Part 1: Pteranodons / Thumbnails
Part 2: Pteranodons / Maquette
Part 3: Pteranodons / Step by Step

12 comments:

Erik Bongers said...

Thank you.

Suzy said...

Seeing the steps you take, and watching your artistry unfold is the best. Thanks!

Ernest Friedman-Hill said...

Always wonderful to see you at work, James!

James Gurney said...

Joe said: "Hi James, Watching you do your process of creating extinct animals is really cool. Question: when you created the maquette of the pteranodons, did you have to research the anatomy on the animal to get the maquette look real?"
Joe, yes, I looked at a lot of fossils and skeletal reconstructions (both 2D and 3D), and based my measurements and shapes on those of the original fossils.

Lori Lukasewich said...

I'm just delighted and humbled by your amazing generosity. Seeing your processes is such a gift. Thanks so much!

Tom Hart said...

This is a beautiful painting James. And again, I have to say that not only do I marvel at your artistic experience and skill, but equally - like Lori - at the generosity with which you share your knowledge. They say that teaching is the best way to accumulate and retain knowledge, and I imagine that you reap that benefit - very deservedly so.

James Gurney said...

It's very kind of you to say such nice things. I can assure you the gift goes both ways, because knowing I will be making my process transparent to you all pushes me to be a bit more diligent and accountable, and I often need such a kick in the can.

Zubin Erik said...

Ever thought about making a video showing the process?

Like with the dinosaurs of Laramidia you painted for Scientific American.

Drew said...

Awesome work as always.

When you did the transparent lay-in, did you wait until it was completely dry before you worked opaquely, or did you just jump right in?

Rosie said...

Hi, this is probably a dumb question, since I'm a beginner at this, but why do you do you first paint transparently, and then paint over it with opaque paint? Wouldn't it look the same if you just started with the opaque?

Anyway, thanks for showing us your process. I learn so much from your blog posts!

Anonymous said...

You were smart to take the time to make the maquette. The lighting on the pteranadon is really great and gives a greater sense of realism than faking it would have. Great job! - Margie Palombi

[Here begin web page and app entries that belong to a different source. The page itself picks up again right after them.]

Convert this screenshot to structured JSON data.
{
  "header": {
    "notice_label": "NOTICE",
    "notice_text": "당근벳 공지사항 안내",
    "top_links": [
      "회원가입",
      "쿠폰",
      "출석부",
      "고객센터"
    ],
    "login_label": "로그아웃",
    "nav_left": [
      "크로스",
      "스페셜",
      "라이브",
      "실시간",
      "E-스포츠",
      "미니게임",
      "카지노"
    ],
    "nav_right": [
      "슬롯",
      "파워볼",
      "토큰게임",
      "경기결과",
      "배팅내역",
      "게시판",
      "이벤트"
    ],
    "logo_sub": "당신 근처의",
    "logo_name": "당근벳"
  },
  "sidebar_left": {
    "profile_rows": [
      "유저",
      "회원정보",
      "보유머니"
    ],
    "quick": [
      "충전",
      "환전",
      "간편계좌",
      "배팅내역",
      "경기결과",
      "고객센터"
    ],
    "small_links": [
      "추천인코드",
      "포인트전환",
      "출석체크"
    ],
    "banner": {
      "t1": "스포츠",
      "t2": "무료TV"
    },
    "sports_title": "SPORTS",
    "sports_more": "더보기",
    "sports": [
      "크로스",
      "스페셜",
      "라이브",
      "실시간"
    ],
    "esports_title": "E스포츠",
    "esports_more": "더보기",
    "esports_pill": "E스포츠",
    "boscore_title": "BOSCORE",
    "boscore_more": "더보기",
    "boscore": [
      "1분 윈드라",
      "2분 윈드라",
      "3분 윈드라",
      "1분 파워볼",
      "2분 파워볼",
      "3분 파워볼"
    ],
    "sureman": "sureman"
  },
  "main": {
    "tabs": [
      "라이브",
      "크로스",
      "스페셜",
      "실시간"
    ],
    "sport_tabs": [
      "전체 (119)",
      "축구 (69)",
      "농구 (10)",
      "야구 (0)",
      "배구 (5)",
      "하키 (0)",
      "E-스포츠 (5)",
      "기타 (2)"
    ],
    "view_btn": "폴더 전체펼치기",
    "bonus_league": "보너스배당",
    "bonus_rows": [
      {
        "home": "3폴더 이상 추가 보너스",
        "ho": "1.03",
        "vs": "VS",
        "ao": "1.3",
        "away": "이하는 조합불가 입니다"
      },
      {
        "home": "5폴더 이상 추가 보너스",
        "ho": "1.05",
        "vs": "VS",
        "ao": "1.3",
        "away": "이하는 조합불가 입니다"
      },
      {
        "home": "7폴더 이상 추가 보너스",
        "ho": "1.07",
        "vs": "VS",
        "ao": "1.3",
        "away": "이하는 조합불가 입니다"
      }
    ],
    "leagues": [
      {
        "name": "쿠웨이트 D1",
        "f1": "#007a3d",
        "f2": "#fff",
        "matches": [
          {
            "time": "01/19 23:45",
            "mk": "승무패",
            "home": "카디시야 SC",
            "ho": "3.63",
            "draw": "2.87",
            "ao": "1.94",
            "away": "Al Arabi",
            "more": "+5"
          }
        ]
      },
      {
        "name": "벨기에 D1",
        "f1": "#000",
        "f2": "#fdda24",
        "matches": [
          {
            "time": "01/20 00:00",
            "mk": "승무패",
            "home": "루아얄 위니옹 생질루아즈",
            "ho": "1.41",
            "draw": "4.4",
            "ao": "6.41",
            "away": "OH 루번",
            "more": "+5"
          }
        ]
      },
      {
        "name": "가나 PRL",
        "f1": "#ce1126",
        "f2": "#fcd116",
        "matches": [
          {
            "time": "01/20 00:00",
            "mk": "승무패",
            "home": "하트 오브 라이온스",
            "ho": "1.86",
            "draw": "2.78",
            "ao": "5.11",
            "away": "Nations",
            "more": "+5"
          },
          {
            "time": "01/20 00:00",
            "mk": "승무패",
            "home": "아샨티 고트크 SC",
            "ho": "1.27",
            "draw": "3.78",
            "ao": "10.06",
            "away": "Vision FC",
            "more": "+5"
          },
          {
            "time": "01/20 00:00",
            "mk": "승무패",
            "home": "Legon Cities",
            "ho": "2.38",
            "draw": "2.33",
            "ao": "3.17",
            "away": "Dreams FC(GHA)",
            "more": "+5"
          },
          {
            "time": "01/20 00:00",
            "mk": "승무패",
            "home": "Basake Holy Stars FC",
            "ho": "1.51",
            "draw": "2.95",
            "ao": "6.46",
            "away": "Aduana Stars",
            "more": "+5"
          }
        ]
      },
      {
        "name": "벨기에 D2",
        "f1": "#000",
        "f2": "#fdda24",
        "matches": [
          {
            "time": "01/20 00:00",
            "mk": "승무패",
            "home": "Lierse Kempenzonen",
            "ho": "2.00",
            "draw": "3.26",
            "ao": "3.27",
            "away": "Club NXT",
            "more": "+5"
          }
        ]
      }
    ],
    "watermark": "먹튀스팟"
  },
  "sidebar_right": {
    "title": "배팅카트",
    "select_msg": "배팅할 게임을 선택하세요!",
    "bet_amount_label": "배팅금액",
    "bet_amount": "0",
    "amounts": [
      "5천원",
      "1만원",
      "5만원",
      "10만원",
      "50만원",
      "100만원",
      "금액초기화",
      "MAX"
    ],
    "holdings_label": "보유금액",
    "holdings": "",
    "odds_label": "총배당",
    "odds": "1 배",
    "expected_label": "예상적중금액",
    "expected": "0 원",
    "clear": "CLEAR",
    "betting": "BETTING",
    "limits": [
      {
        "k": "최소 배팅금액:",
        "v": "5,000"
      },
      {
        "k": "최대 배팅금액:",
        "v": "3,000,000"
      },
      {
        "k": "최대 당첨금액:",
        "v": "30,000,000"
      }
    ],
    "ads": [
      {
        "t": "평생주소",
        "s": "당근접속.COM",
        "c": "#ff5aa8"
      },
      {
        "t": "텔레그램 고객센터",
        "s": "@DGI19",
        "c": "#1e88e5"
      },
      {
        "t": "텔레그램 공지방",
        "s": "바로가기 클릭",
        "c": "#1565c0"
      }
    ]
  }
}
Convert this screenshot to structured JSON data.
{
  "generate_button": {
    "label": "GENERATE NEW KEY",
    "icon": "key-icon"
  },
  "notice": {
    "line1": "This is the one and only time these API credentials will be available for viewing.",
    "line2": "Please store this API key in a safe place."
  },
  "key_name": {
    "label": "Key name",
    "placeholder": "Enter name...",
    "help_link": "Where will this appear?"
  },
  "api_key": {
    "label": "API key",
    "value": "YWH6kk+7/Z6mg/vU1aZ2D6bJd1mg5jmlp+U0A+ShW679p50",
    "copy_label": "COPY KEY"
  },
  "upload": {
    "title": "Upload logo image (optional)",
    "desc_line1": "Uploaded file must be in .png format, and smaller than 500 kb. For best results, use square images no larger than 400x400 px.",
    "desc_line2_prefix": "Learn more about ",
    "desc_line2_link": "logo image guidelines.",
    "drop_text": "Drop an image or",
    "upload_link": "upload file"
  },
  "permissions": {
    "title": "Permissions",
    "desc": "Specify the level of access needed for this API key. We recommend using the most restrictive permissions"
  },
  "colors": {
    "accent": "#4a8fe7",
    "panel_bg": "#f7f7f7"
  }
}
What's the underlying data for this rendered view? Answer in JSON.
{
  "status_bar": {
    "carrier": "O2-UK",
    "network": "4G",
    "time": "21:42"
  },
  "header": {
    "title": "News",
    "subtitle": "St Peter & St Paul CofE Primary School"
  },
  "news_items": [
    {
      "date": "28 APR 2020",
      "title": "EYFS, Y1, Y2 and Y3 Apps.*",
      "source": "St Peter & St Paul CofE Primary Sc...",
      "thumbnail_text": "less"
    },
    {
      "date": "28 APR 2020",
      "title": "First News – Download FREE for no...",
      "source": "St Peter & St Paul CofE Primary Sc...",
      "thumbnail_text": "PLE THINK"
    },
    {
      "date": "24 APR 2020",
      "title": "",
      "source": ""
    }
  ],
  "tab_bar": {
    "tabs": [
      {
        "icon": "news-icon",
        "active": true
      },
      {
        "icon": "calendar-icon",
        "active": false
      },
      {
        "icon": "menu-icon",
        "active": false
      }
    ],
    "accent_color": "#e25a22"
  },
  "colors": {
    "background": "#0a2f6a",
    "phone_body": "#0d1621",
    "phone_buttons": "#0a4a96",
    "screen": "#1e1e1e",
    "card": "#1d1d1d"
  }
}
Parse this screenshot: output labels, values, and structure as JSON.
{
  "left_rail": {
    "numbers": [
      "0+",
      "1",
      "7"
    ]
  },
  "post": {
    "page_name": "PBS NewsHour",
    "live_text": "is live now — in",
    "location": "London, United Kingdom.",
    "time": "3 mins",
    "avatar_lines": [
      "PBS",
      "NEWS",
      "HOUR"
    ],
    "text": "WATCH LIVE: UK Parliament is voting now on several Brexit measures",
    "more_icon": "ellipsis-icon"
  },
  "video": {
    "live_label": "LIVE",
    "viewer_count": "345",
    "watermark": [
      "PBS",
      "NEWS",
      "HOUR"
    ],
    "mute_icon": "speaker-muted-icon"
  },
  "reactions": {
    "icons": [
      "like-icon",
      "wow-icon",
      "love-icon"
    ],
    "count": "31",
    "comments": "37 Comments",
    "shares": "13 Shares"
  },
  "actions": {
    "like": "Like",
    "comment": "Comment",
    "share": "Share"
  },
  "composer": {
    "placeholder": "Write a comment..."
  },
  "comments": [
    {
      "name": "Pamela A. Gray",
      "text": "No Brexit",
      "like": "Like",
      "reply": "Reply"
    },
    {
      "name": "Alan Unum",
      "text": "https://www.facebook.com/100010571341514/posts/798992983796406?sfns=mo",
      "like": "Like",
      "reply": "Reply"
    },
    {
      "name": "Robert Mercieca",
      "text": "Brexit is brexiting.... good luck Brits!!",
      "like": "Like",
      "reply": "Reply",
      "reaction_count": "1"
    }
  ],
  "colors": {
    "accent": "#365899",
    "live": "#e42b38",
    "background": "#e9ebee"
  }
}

Jared Shear said...

Wonderful post James. It's always great to get the opportunity to see you process on these. Insightful and inspirational.